- Nov. 7: Danor Plaza
- Nov. 14: Cedar Park
- Nov. 21: Jades Shopping Center + Vienna Plaza
- Nov. 28: Small Biz Saturday on Church Street and surrounding streets off Church
- Dec. 5: Village Green
- Dec. 12: Glyndon Plaza
Correction: This article previously described the Vienna Business Association as the organizer of Shop & Stroll. The VBA is a partner with Vienna’s economic development office as the main organizer.
With the heightened emphasis on continuous sanitation and comprehensive disinfecting of residential and work environments, it’s remarkable to find a professional cleaning company that is managing to save clients an average of 10 percent on cleaning costs.
Northern Virginia commercial and residential cleaning specialists WellNest Professional Cleaning has developed data-driven, evidence-based methods that allows them to clean when and where it is most efficient, and in doing so, has discovered cost-effectiveness that remains within budgetary restraints.
In other words, WellNest Professional Cleaning is working smarter, not harder. Here’s how:
The vetted, trained and dedicated “certified infection prevention” crew members of WellNest reallocate the frequency of cleaning from low-traffic areas to high-traffic areas by assessing building usage, density, traffic patterns, construction materials and ventilation systems. Applying the results of these studies, cleaners address areas of more frequent need with modern technologies, including electrostatic sprayers, autonomous vacuums, an autonomous floor scrubbers.

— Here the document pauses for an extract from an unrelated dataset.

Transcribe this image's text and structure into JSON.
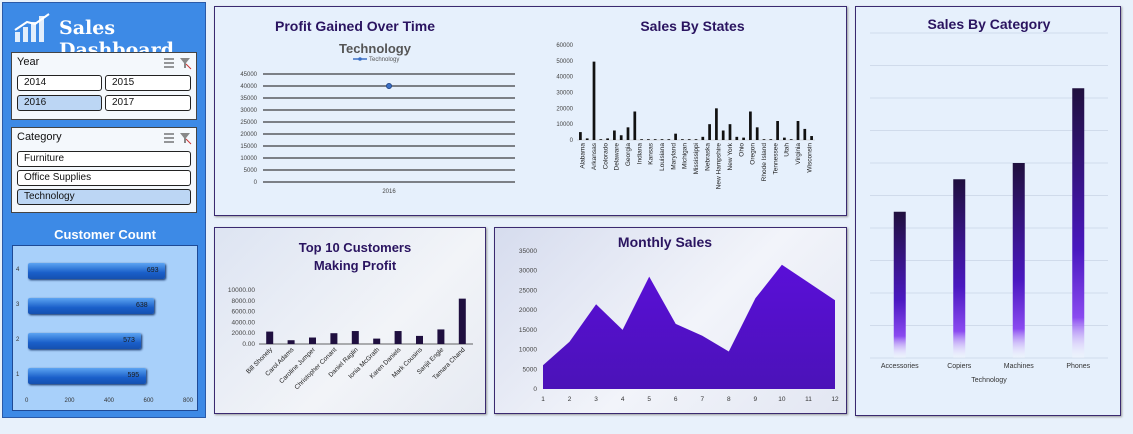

The combination of strategic emphasis and technological advancement is, indeed, working smarter, not harder. And each assessment is customized based on the client’s particular needs.
This innovative approach to cleaning has proven successful for WellNest since its inception in 2016, advancing the company to today’s status of 40 full-time employees — each trained by a janitorial industry veteran of 20-plus years — and helping thousands of commercial and residential clients throughout the region. Clients include office buildings, residential apartment buildings, banks, law offices, churches, private schools, fitness facilities, art studios, day-care facilities and, of course, home residences.
WellNest considers itself a strategic partner with its clients, emphasizing two-way communication, trust and transparency. During the pandemic, sanitation and disinfecting the work and home environment is more crucial than ever — it only makes sense to do it the smart way while remaining within or below budget.
At a Public Safety Committee Meeting, Chairman Rodney Lusk presented an overview of proposed changes in what was described as possible changes rather than new policies set into stone.
Near term considerations included improved data collection to improve accuracy, with ethnicity and a breakdown of arrest data included in documentation. Data would be released quarterly.
One of the other practices that’s come under fire nationally is the firing and immediate re-hiring of police officers across jurisdictions. One proposed change would crack down on that as part of a statewide push to make decertification easier.
“Consider and discuss implementation of state legislation related to the decertification of law enforcement officers who have been terminated or resigned for misconduct and the request and disclosure of information for prospective law-enforcement hires,” the input matrix said.
While many of the items items being considered focused on more transparency and restrictions on police, another item being considered was a review of how to boost morale in the police department, which Lusk said was at an all time low.
The committee also considered some mid-term options, like reviewing regulations around school resource officers and a review of Fairfax County Police Department use of force policies. with more data about the racial distribution of arrests, another mid-term goal was reviewing racial disparities in use of force and arrests.
“These are public suggestions… not approved by the board,” said Fairfax County Board chair Jeff McKay. “This is a parking lot of ideas that have come through your office and now must be adjudicated by this board based on data and conversations… Some of these will go off to other committees.”
Image via Fairfax County